- The task: Set every entry down again exactly, excluding any pictures.

[[ Information, beginning ]]

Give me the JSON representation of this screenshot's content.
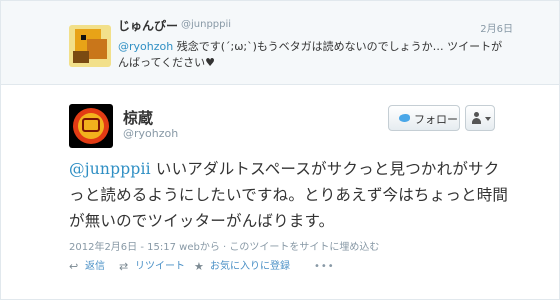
{
  "reply": {
    "name": "じゅんぴー",
    "handle": "@junpppii",
    "date": "2月6日",
    "mention": "@ryohzoh",
    "text": " 残念です(´;ω;`)もうベタガは読めないのでしょうか… ツイートがんばってください♥"
  },
  "tweet": {
    "name": "椋蔵",
    "handle": "@ryohzoh",
    "mention": "@junpppii",
    "text": " いいアダルトスペースがサクっと見つかれがサクっと読めるようにしたいですね。とりあえず今はちょっと時間が無いのでツイッターがんばります。",
    "timestamp": "2012年2月6日 - 15:17",
    "source_link": "webから",
    "separator": "·",
    "embed_link": "このツイートをサイトに埋め込む"
  },
  "buttons": {
    "follow_label": "フォロー"
  },
  "actions": {
    "reply_label": "返信",
    "retweet_label": "リツイート",
    "favorite_label": "お気に入りに登録",
    "more_label": "•••"
  },
  "icons": {
    "reply": "reply-arrow-icon",
    "retweet": "retweet-icon",
    "favorite": "star-icon",
    "follow": "twitter-bird-icon",
    "user_menu": "user-icon"
  },
  "colors": {
    "link": "#2f8fc4",
    "muted": "#8899a6",
    "reply_bg": "#f5f8fa"
  }
}
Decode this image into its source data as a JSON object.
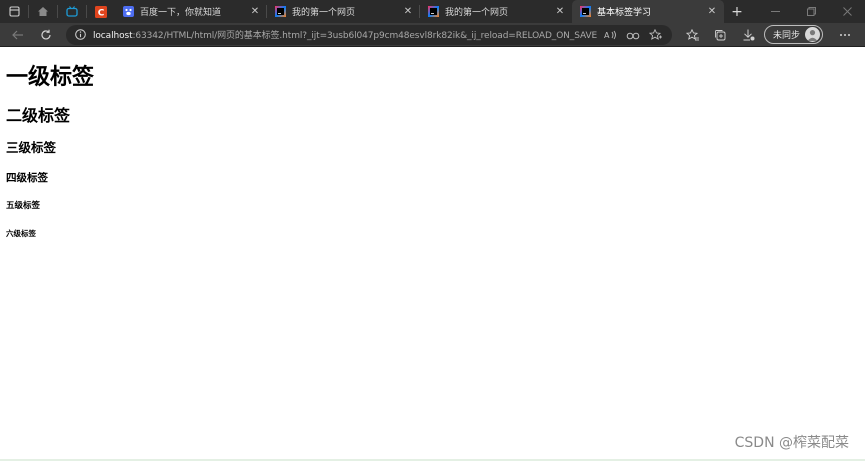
{
  "tabs": [
    {
      "title": "百度一下，你就知道",
      "icon": "baidu-icon"
    },
    {
      "title": "我的第一个网页",
      "icon": "intellij-icon"
    },
    {
      "title": "我的第一个网页",
      "icon": "intellij-icon"
    },
    {
      "title": "基本标签学习",
      "icon": "intellij-icon",
      "active": true
    }
  ],
  "tab_close": "✕",
  "new_tab": "+",
  "address": {
    "host": "localhost",
    "rest": ":63342/HTML/html/网页的基本标签.html?_ijt=3usb6l047p9cm48esvl8rk82ik&_ij_reload=RELOAD_ON_SAVE"
  },
  "sync": {
    "label": "未同步"
  },
  "page": {
    "h1": "一级标签",
    "h2": "二级标签",
    "h3": "三级标签",
    "h4": "四级标签",
    "h5": "五级标签",
    "h6": "六级标签"
  },
  "watermark": "CSDN @榨菜配菜",
  "colors": {
    "tab_strip": "#2b2b2b",
    "toolbar": "#3b3b3b",
    "address_bar": "#2a2a2a",
    "page_background": "#ffffff"
  }
}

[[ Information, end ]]

- Solved problem:
Give me the JSON representation of this screenshot's content.
{
  "reply": {
    "name": "じゅんぴー",
    "handle": "@junpppii",
    "date": "2月6日",
    "mention": "@ryohzoh",
    "text": " 残念です(´;ω;`)もうベタガは読めないのでしょうか… ツイートがんばってください♥"
  },
  "tweet": {
    "name": "椋蔵",
    "handle": "@ryohzoh",
    "mention": "@junpppii",
    "text": " いいアダルトスペースがサクっと見つかれがサクっと読めるようにしたいですね。とりあえず今はちょっと時間が無いのでツイッターがんばります。",
    "timestamp": "2012年2月6日 - 15:17",
    "source_link": "webから",
    "separator": "·",
    "embed_link": "このツイートをサイトに埋め込む"
  },
  "buttons": {
    "follow_label": "フォロー"
  },
  "actions": {
    "reply_label": "返信",
    "retweet_label": "リツイート",
    "favorite_label": "お気に入りに登録",
    "more_label": "•••"
  },
  "icons": {
    "reply": "reply-arrow-icon",
    "retweet": "retweet-icon",
    "favorite": "star-icon",
    "follow": "twitter-bird-icon",
    "user_menu": "user-icon"
  },
  "colors": {
    "link": "#2f8fc4",
    "muted": "#8899a6",
    "reply_bg": "#f5f8fa"
  }
}
Decode this image into its source data as a JSON object.
{
  "tabs": [
    {
      "title": "百度一下，你就知道",
      "icon": "baidu-icon"
    },
    {
      "title": "我的第一个网页",
      "icon": "intellij-icon"
    },
    {
      "title": "我的第一个网页",
      "icon": "intellij-icon"
    },
    {
      "title": "基本标签学习",
      "icon": "intellij-icon",
      "active": true
    }
  ],
  "tab_close": "✕",
  "new_tab": "+",
  "address": {
    "host": "localhost",
    "rest": ":63342/HTML/html/网页的基本标签.html?_ijt=3usb6l047p9cm48esvl8rk82ik&_ij_reload=RELOAD_ON_SAVE"
  },
  "sync": {
    "label": "未同步"
  },
  "page": {
    "h1": "一级标签",
    "h2": "二级标签",
    "h3": "三级标签",
    "h4": "四级标签",
    "h5": "五级标签",
    "h6": "六级标签"
  },
  "watermark": "CSDN @榨菜配菜",
  "colors": {
    "tab_strip": "#2b2b2b",
    "toolbar": "#3b3b3b",
    "address_bar": "#2a2a2a",
    "page_background": "#ffffff"
  }
}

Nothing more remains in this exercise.